YOUR TASK:
The records below are to be duplicated character for character.

****************

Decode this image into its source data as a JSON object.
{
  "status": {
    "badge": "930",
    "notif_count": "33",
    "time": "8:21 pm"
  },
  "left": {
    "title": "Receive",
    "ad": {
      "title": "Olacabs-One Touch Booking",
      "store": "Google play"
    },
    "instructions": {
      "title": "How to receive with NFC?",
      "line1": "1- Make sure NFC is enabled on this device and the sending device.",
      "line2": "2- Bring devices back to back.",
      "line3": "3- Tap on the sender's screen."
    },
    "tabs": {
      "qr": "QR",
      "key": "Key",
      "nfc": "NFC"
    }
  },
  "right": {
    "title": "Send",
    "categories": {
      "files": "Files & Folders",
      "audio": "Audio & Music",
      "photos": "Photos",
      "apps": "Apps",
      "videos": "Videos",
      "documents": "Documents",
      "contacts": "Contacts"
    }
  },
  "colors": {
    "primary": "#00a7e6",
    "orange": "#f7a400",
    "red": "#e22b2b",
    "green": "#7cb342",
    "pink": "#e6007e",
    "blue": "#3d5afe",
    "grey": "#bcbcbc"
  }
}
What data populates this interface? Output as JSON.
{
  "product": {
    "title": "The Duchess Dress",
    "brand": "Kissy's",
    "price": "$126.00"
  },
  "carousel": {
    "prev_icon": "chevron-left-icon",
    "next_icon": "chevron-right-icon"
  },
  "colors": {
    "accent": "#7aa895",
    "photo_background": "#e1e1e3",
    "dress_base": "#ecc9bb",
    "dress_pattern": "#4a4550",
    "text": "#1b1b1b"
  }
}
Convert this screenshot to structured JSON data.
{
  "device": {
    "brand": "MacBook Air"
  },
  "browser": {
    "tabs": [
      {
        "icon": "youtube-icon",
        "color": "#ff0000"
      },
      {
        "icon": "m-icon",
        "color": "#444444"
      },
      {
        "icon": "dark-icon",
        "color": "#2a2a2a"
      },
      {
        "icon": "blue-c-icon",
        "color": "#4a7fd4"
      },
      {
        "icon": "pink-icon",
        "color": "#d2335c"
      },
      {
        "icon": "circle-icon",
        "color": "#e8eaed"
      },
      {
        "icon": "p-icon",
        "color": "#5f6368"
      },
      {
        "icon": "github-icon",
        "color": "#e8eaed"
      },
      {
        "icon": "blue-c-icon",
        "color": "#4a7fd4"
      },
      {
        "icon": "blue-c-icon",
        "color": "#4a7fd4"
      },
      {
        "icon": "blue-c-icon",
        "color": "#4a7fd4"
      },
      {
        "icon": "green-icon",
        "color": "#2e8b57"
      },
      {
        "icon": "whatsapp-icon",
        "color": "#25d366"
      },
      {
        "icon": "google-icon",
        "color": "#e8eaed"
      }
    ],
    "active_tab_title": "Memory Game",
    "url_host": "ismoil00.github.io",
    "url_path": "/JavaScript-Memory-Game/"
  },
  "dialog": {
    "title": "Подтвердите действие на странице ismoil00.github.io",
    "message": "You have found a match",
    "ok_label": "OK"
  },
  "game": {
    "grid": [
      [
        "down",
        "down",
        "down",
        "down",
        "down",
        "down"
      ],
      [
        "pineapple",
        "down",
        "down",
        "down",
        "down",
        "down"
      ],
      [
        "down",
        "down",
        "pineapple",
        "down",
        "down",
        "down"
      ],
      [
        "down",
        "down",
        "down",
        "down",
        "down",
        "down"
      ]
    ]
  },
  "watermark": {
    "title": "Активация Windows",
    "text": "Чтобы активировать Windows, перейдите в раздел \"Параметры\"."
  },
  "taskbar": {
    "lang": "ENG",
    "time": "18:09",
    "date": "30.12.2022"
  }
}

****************

YOUR SOLUTION:
Decode this image into its source data as a JSON object.
{
  "status": {
    "badge": "930",
    "notif_count": "33",
    "time": "8:21 pm"
  },
  "left": {
    "title": "Receive",
    "ad": {
      "title": "Olacabs-One Touch Booking",
      "store": "Google play"
    },
    "instructions": {
      "title": "How to receive with NFC?",
      "line1": "1- Make sure NFC is enabled on this device and the sending device.",
      "line2": "2- Bring devices back to back.",
      "line3": "3- Tap on the sender's screen."
    },
    "tabs": {
      "qr": "QR",
      "key": "Key",
      "nfc": "NFC"
    }
  },
  "right": {
    "title": "Send",
    "categories": {
      "files": "Files & Folders",
      "audio": "Audio & Music",
      "photos": "Photos",
      "apps": "Apps",
      "videos": "Videos",
      "documents": "Documents",
      "contacts": "Contacts"
    }
  },
  "colors": {
    "primary": "#00a7e6",
    "orange": "#f7a400",
    "red": "#e22b2b",
    "green": "#7cb342",
    "pink": "#e6007e",
    "blue": "#3d5afe",
    "grey": "#bcbcbc"
  }
}
What data populates this interface? Output as JSON.
{
  "product": {
    "title": "The Duchess Dress",
    "brand": "Kissy's",
    "price": "$126.00"
  },
  "carousel": {
    "prev_icon": "chevron-left-icon",
    "next_icon": "chevron-right-icon"
  },
  "colors": {
    "accent": "#7aa895",
    "photo_background": "#e1e1e3",
    "dress_base": "#ecc9bb",
    "dress_pattern": "#4a4550",
    "text": "#1b1b1b"
  }
}
Convert this screenshot to structured JSON data.
{
  "device": {
    "brand": "MacBook Air"
  },
  "browser": {
    "tabs": [
      {
        "icon": "youtube-icon",
        "color": "#ff0000"
      },
      {
        "icon": "m-icon",
        "color": "#444444"
      },
      {
        "icon": "dark-icon",
        "color": "#2a2a2a"
      },
      {
        "icon": "blue-c-icon",
        "color": "#4a7fd4"
      },
      {
        "icon": "pink-icon",
        "color": "#d2335c"
      },
      {
        "icon": "circle-icon",
        "color": "#e8eaed"
      },
      {
        "icon": "p-icon",
        "color": "#5f6368"
      },
      {
        "icon": "github-icon",
        "color": "#e8eaed"
      },
      {
        "icon": "blue-c-icon",
        "color": "#4a7fd4"
      },
      {
        "icon": "blue-c-icon",
        "color": "#4a7fd4"
      },
      {
        "icon": "blue-c-icon",
        "color": "#4a7fd4"
      },
      {
        "icon": "green-icon",
        "color": "#2e8b57"
      },
      {
        "icon": "whatsapp-icon",
        "color": "#25d366"
      },
      {
        "icon": "google-icon",
        "color": "#e8eaed"
      }
    ],
    "active_tab_title": "Memory Game",
    "url_host": "ismoil00.github.io",
    "url_path": "/JavaScript-Memory-Game/"
  },
  "dialog": {
    "title": "Подтвердите действие на странице ismoil00.github.io",
    "message": "You have found a match",
    "ok_label": "OK"
  },
  "game": {
    "grid": [
      [
        "down",
        "down",
        "down",
        "down",
        "down",
        "down"
      ],
      [
        "pineapple",
        "down",
        "down",
        "down",
        "down",
        "down"
      ],
      [
        "down",
        "down",
        "pineapple",
        "down",
        "down",
        "down"
      ],
      [
        "down",
        "down",
        "down",
        "down",
        "down",
        "down"
      ]
    ]
  },
  "watermark": {
    "title": "Активация Windows",
    "text": "Чтобы активировать Windows, перейдите в раздел \"Параметры\"."
  },
  "taskbar": {
    "lang": "ENG",
    "time": "18:09",
    "date": "30.12.2022"
  }
}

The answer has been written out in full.